■ **EXERCISE GOAL**
Identify and pull out each line of the entries in which "that" occurs.

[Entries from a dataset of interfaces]
● ● ● ● ● ● ●

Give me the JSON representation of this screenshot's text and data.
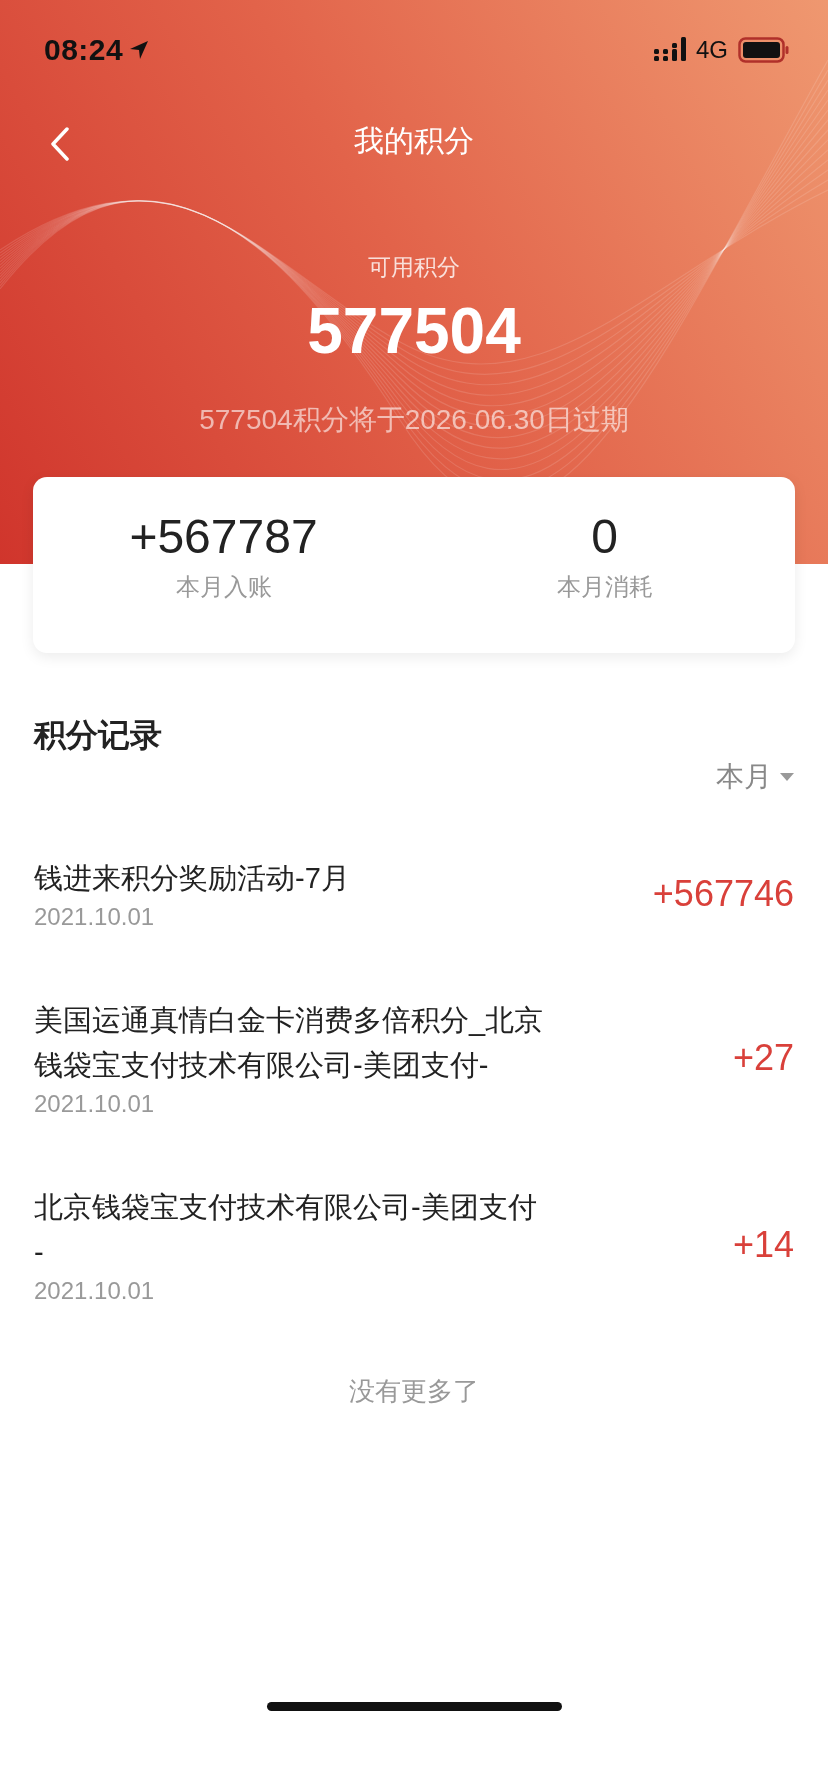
{
  "status_bar": {
    "time": "08:24",
    "network": "4G"
  },
  "nav": {
    "title": "我的积分"
  },
  "balance": {
    "label": "可用积分",
    "value": "577504",
    "expiry_note": "577504积分将于2026.06.30日过期"
  },
  "summary": [
    {
      "value": "+567787",
      "label": "本月入账"
    },
    {
      "value": "0",
      "label": "本月消耗"
    }
  ],
  "records": {
    "title": "积分记录",
    "filter": "本月",
    "items": [
      {
        "title_lines": [
          "钱进来积分奖励活动-7月"
        ],
        "date": "2021.10.01",
        "amount": "+567746"
      },
      {
        "title_lines": [
          "美国运通真情白金卡消费多倍积分_北京",
          "钱袋宝支付技术有限公司-美团支付-"
        ],
        "date": "2021.10.01",
        "amount": "+27"
      },
      {
        "title_lines": [
          "北京钱袋宝支付技术有限公司-美团支付",
          "-"
        ],
        "date": "2021.10.01",
        "amount": "+14"
      }
    ],
    "end_note": "没有更多了"
  }
}
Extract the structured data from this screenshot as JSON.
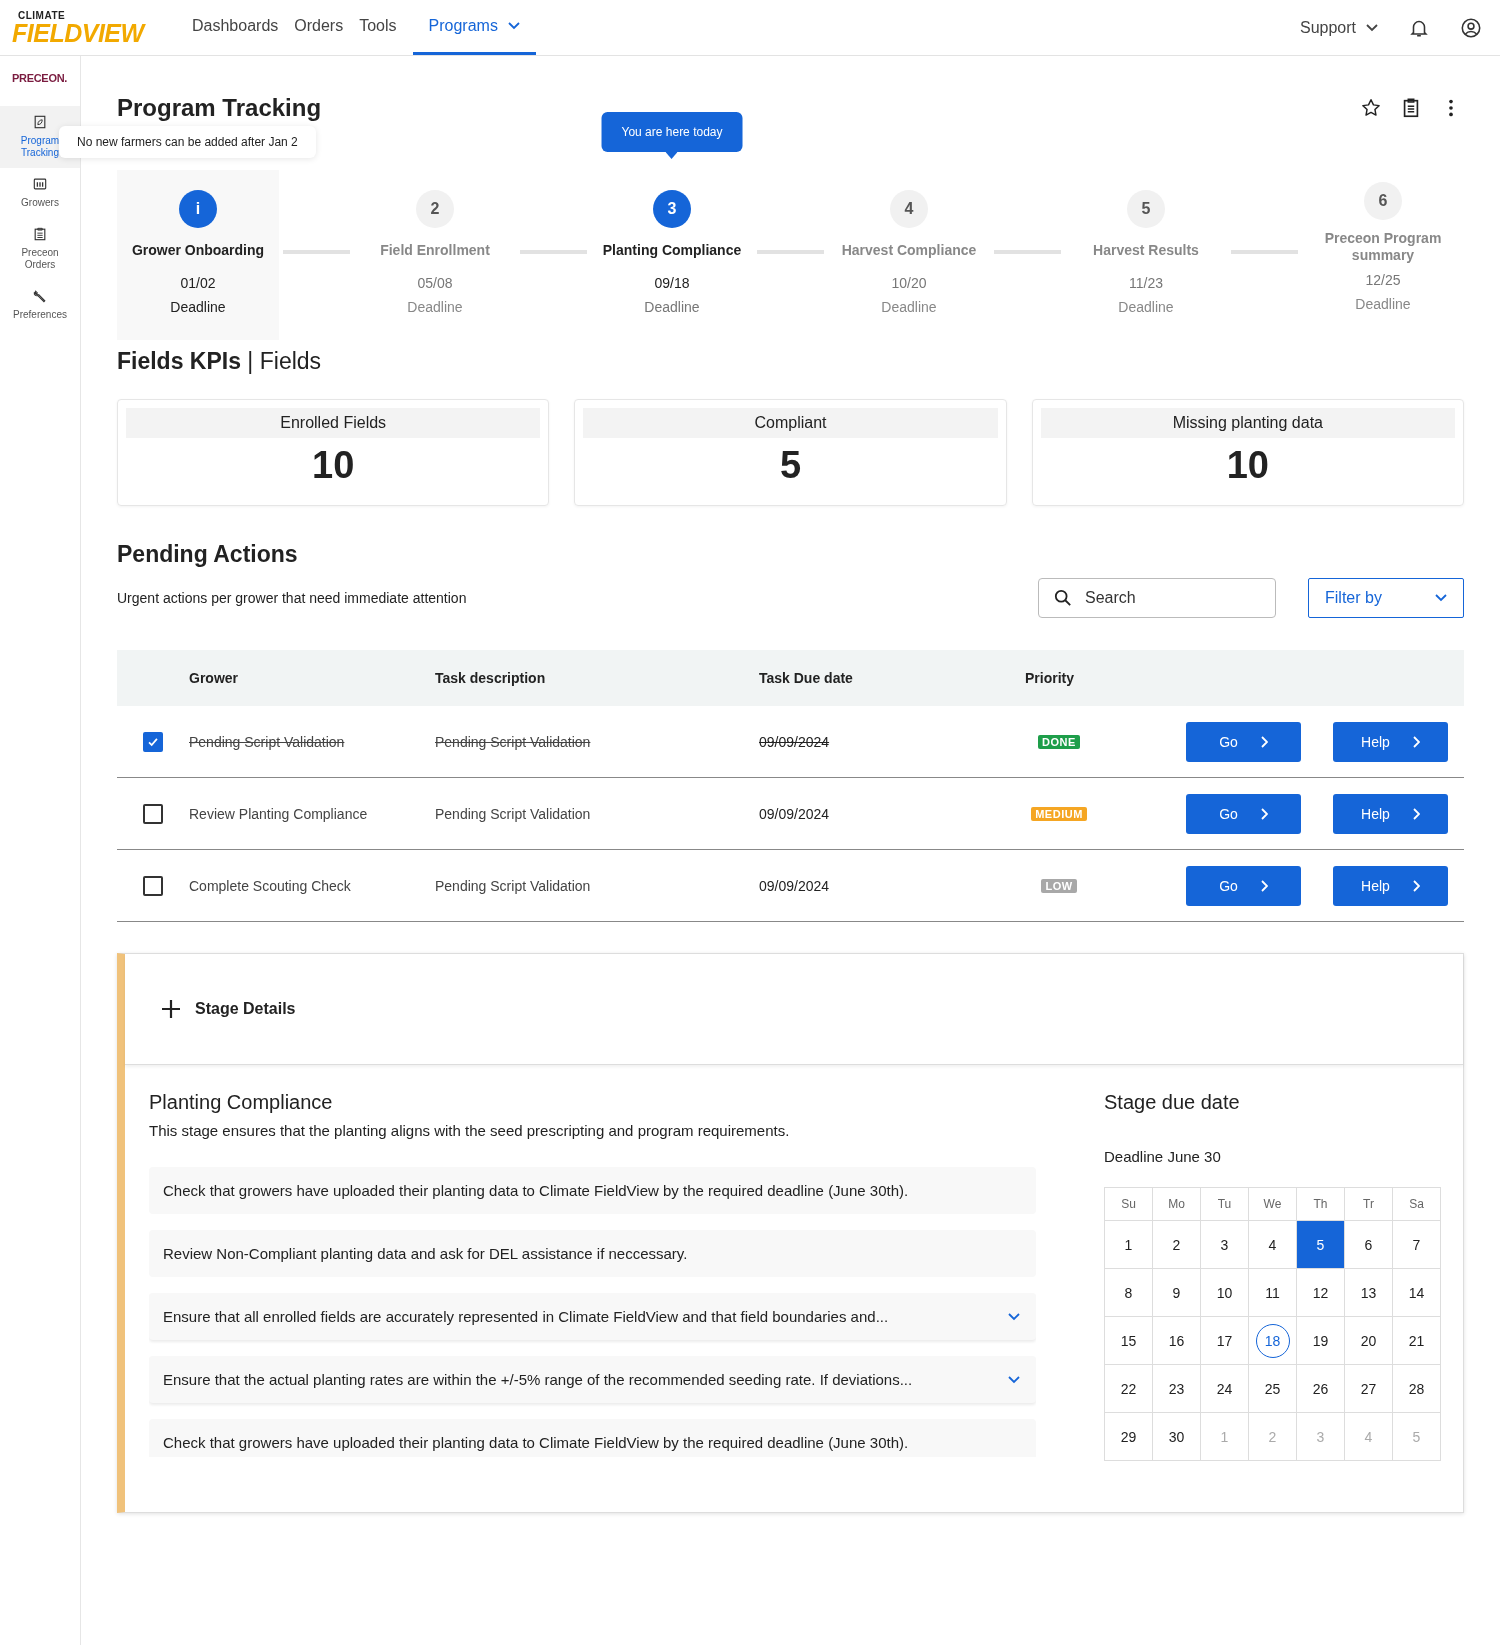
{
  "brand": {
    "top": "CLIMATE",
    "main": "FIELDVIEW"
  },
  "nav": [
    {
      "label": "Dashboards",
      "selected": false,
      "dropdown": false
    },
    {
      "label": "Orders",
      "selected": false,
      "dropdown": false
    },
    {
      "label": "Tools",
      "selected": false,
      "dropdown": false
    },
    {
      "label": "Programs",
      "selected": true,
      "dropdown": true
    }
  ],
  "support": "Support",
  "sidebar": {
    "brand": "PRECEON.",
    "items": [
      {
        "label": "Program Tracking",
        "selected": true
      },
      {
        "label": "Growers",
        "selected": false
      },
      {
        "label": "Preceon Orders",
        "selected": false
      },
      {
        "label": "Preferences",
        "selected": false
      }
    ]
  },
  "title": "Program Tracking",
  "steps": [
    {
      "marker": "i",
      "label": "Grower Onboarding",
      "date": "01/02",
      "note": "Deadline",
      "kind": "info",
      "tooltip": "No new farmers can be added after Jan 2"
    },
    {
      "marker": "2",
      "label": "Field Enrollment",
      "date": "05/08",
      "note": "Deadline",
      "kind": "upcoming"
    },
    {
      "marker": "3",
      "label": "Planting Compliance",
      "date": "09/18",
      "note": "Deadline",
      "kind": "current",
      "tooltip": "You are here today"
    },
    {
      "marker": "4",
      "label": "Harvest Compliance",
      "date": "10/20",
      "note": "Deadline",
      "kind": "upcoming"
    },
    {
      "marker": "5",
      "label": "Harvest Results",
      "date": "11/23",
      "note": "Deadline",
      "kind": "upcoming"
    },
    {
      "marker": "6",
      "label": "Preceon Program summary",
      "date": "12/25",
      "note": "Deadline",
      "kind": "upcoming"
    }
  ],
  "kpi_heading": {
    "bold": "Fields KPIs",
    "separator": "|",
    "rest": "Fields"
  },
  "kpis": [
    {
      "label": "Enrolled Fields",
      "value": "10"
    },
    {
      "label": "Compliant",
      "value": "5"
    },
    {
      "label": "Missing planting data",
      "value": "10"
    }
  ],
  "pending": {
    "title": "Pending Actions",
    "subtitle": "Urgent actions per grower that need immediate attention",
    "search": {
      "placeholder": "Search"
    },
    "filter": "Filter by"
  },
  "table": {
    "columns": [
      "Grower",
      "Task description",
      "Task Due date",
      "Priority"
    ],
    "rows": [
      {
        "checked": true,
        "grower": "Pending Script Validation",
        "task": "Pending Script Validation",
        "due": "09/09/2024",
        "priority": {
          "label": "DONE",
          "kind": "done"
        },
        "go": "Go",
        "help": "Help"
      },
      {
        "checked": false,
        "grower": "Review Planting Compliance",
        "task": "Pending Script Validation",
        "due": "09/09/2024",
        "priority": {
          "label": "MEDIUM",
          "kind": "medium"
        },
        "go": "Go",
        "help": "Help"
      },
      {
        "checked": false,
        "grower": "Complete Scouting Check",
        "task": "Pending Script Validation",
        "due": "09/09/2024",
        "priority": {
          "label": "LOW",
          "kind": "low"
        },
        "go": "Go",
        "help": "Help"
      }
    ]
  },
  "stage": {
    "header": "Stage Details",
    "expanded": true,
    "title": "Planting Compliance",
    "description": "This stage ensures that the planting aligns with the seed prescripting and program requirements.",
    "items": [
      {
        "text": "Check that growers have uploaded their planting data to Climate FieldView by the required deadline (June 30th).",
        "expandable": false
      },
      {
        "text": "Review Non-Compliant planting data and ask for DEL assistance if neccessary.",
        "expandable": false
      },
      {
        "text": "Ensure that all enrolled fields are accurately represented in Climate FieldView and that field boundaries and...",
        "expandable": true
      },
      {
        "text": "Ensure that the actual planting rates are within the +/-5% range of the recommended seeding rate. If deviations...",
        "expandable": true
      },
      {
        "text": "Check that growers have uploaded their planting data to Climate FieldView by the required deadline (June 30th).",
        "expandable": false
      }
    ],
    "due_title": "Stage due date",
    "deadline": "Deadline June 30",
    "weekdays": [
      "Su",
      "Mo",
      "Tu",
      "We",
      "Th",
      "Tr",
      "Sa"
    ],
    "days": [
      {
        "d": "1",
        "selected": false,
        "kind": "day"
      },
      {
        "d": "2",
        "selected": false,
        "kind": "day"
      },
      {
        "d": "3",
        "selected": false,
        "kind": "day"
      },
      {
        "d": "4",
        "selected": false,
        "kind": "day"
      },
      {
        "d": "5",
        "selected": true,
        "kind": "day"
      },
      {
        "d": "6",
        "selected": false,
        "kind": "day"
      },
      {
        "d": "7",
        "selected": false,
        "kind": "day"
      },
      {
        "d": "8",
        "selected": false,
        "kind": "day"
      },
      {
        "d": "9",
        "selected": false,
        "kind": "day"
      },
      {
        "d": "10",
        "selected": false,
        "kind": "day"
      },
      {
        "d": "11",
        "selected": false,
        "kind": "day"
      },
      {
        "d": "12",
        "selected": false,
        "kind": "day"
      },
      {
        "d": "13",
        "selected": false,
        "kind": "day"
      },
      {
        "d": "14",
        "selected": false,
        "kind": "day"
      },
      {
        "d": "15",
        "selected": false,
        "kind": "day"
      },
      {
        "d": "16",
        "selected": false,
        "kind": "day"
      },
      {
        "d": "17",
        "selected": false,
        "kind": "day"
      },
      {
        "d": "18",
        "selected": false,
        "kind": "today"
      },
      {
        "d": "19",
        "selected": false,
        "kind": "day"
      },
      {
        "d": "20",
        "selected": false,
        "kind": "day"
      },
      {
        "d": "21",
        "selected": false,
        "kind": "day"
      },
      {
        "d": "22",
        "selected": false,
        "kind": "day"
      },
      {
        "d": "23",
        "selected": false,
        "kind": "day"
      },
      {
        "d": "24",
        "selected": false,
        "kind": "day"
      },
      {
        "d": "25",
        "selected": false,
        "kind": "day"
      },
      {
        "d": "26",
        "selected": false,
        "kind": "day"
      },
      {
        "d": "27",
        "selected": false,
        "kind": "day"
      },
      {
        "d": "28",
        "selected": false,
        "kind": "day"
      },
      {
        "d": "29",
        "selected": false,
        "kind": "day"
      },
      {
        "d": "30",
        "selected": false,
        "kind": "day"
      },
      {
        "d": "1",
        "selected": false,
        "kind": "outside"
      },
      {
        "d": "2",
        "selected": false,
        "kind": "outside"
      },
      {
        "d": "3",
        "selected": false,
        "kind": "outside"
      },
      {
        "d": "4",
        "selected": false,
        "kind": "outside"
      },
      {
        "d": "5",
        "selected": false,
        "kind": "outside"
      }
    ]
  }
}
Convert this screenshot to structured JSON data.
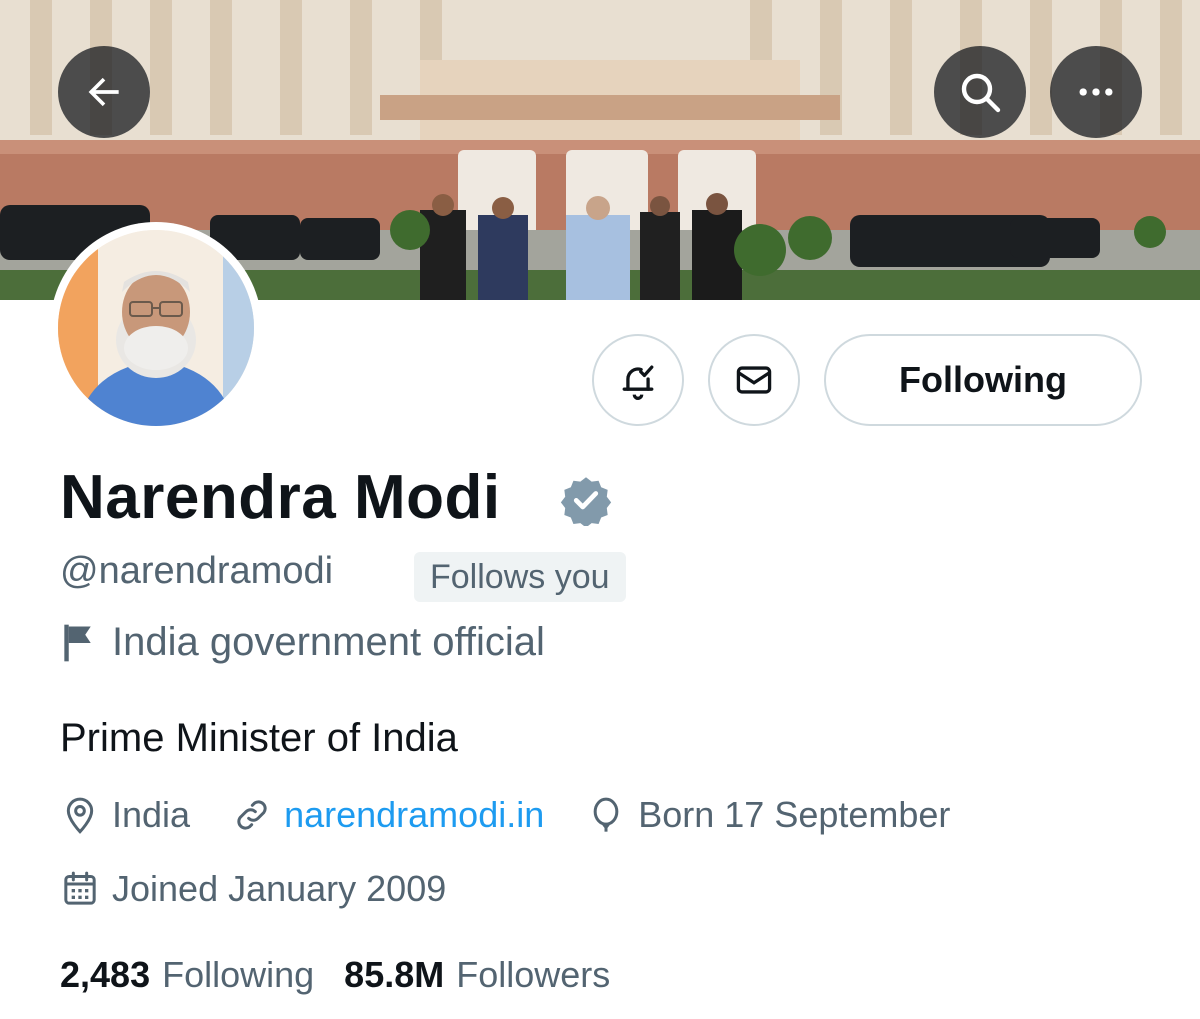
{
  "header": {
    "back_icon": "arrow-left-icon",
    "search_icon": "search-icon",
    "more_icon": "more-horizontal-icon"
  },
  "profile": {
    "name": "Narendra Modi",
    "handle": "@narendramodi",
    "follows_you": "Follows you",
    "affiliation": "India government official",
    "bio": "Prime Minister of India",
    "location": "India",
    "website": "narendramodi.in",
    "birthday": "Born 17 September",
    "joined": "Joined January 2009",
    "following_count": "2,483",
    "following_label": "Following",
    "followers_count": "85.8M",
    "followers_label": "Followers"
  },
  "actions": {
    "notify_icon": "bell-check-icon",
    "message_icon": "envelope-icon",
    "follow_button": "Following"
  },
  "colors": {
    "text_primary": "#0f1419",
    "text_secondary": "#536471",
    "link": "#1d9bf0",
    "border": "#cfd9de",
    "verified_badge": "#829aab"
  }
}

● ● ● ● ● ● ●

■ **EXERCISE RESULT**
    "subtitle": "Urgent actions per grower that need immediate attention",
    "description": "This stage ensures that the planting aligns with the seed prescripting and program requirements.",
        "text": "Check that growers have uploaded their planting data to Climate FieldView by the required deadline (June 30th).",
        "text": "Ensure that all enrolled fields are accurately represented in Climate FieldView and that field boundaries and...",
        "text": "Ensure that the actual planting rates are within the +/-5% range of the recommended seeding rate. If deviations...",
        "text": "Check that growers have uploaded their planting data to Climate FieldView by the required deadline (June 30th).",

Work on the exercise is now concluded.